Look at you! You just installed SCCM 2012, deployed the agent to a majority of the client workstations in your environment and began collecting hardware inventory information. However, after tearing through the gathered data, you come to the stark realization that you cannot query based on computer asset number! How angry you must feel, spending all of that time designing your new SCCM environment only to be met with unforeseen limitations.
Be miffed no more, my friend! Well, kind of…let me explain.
Certainly, the out-of-the-box hardware collection capabilities are quite robust. SCCM utilizes Windows Management Instrumentation (WMI) to access management information from client machines and then returns the data into a recognizable format on the site server. To some, however, this collected information can leave much to be desired. Luckily for you, Mr. Overachiever, there is a way to extend SCCM’s hardware collection capabilities: the utilization of MIF files.
Management Information Files (MIF) are used by SCCM and clients to exchange hardware information. With the out-of-the-box capabilities of SCCM, you can enable and disable WMI classes, as well as add new classes, by manipulating the client settings. When utilizing MIF files in conjunction with the default client agent classes, hardware inventory becomes even more granular.
There are two types of MIF files: NOIDMIF and IDMIF. NOIDMIF files extend the capabilities of hardware inventory on client devices, while IDMIF files are used to collect information about other non-managed (yet, network-associated) devices.
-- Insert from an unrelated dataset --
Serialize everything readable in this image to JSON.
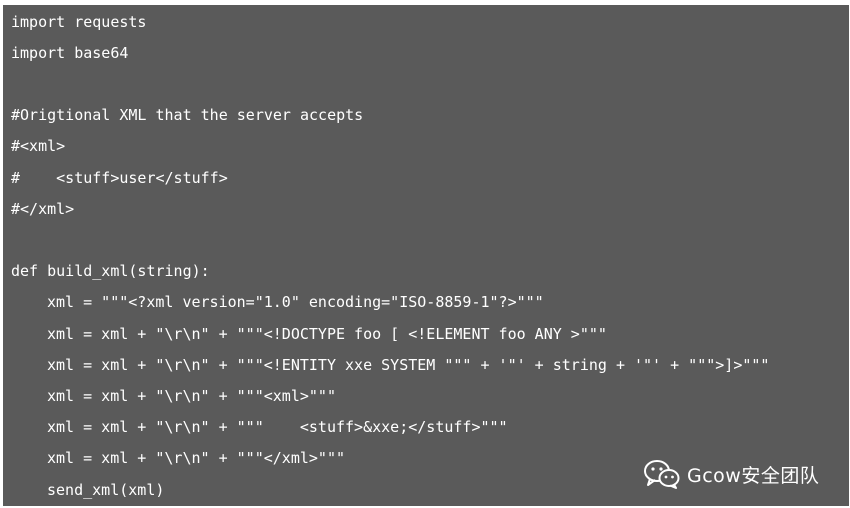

During the hardware inventory cycle, all of the information stored in the corresponding MIF files augments the client inventory report. The gathered data is stored in the site database and you can utilize the information in the same way that you use the information provided by the default client inventory.
It is important to note that, before you can add the information from MIF files to the SCCM database, you must first import the class information for them. For more information on how to add a new inventory class, check out Technet article. In a future post, we will explain how to create NOIDMIF and IDMIF files.
Ultimately, this technique will allow you to enhance the already robust capabilities of SCCM hardware inventory. After utilizing the power of your newfound MIF knowledge, you will be wondering why you were ever “miffed” in the first place.
Jesse Walter is a protégé of Jason Rutherford and found true love in System Center. He currently works in conjunction with Jason Rutherford and Rutherford, LLC to deliver seemingly impractical knowledge in practical ways.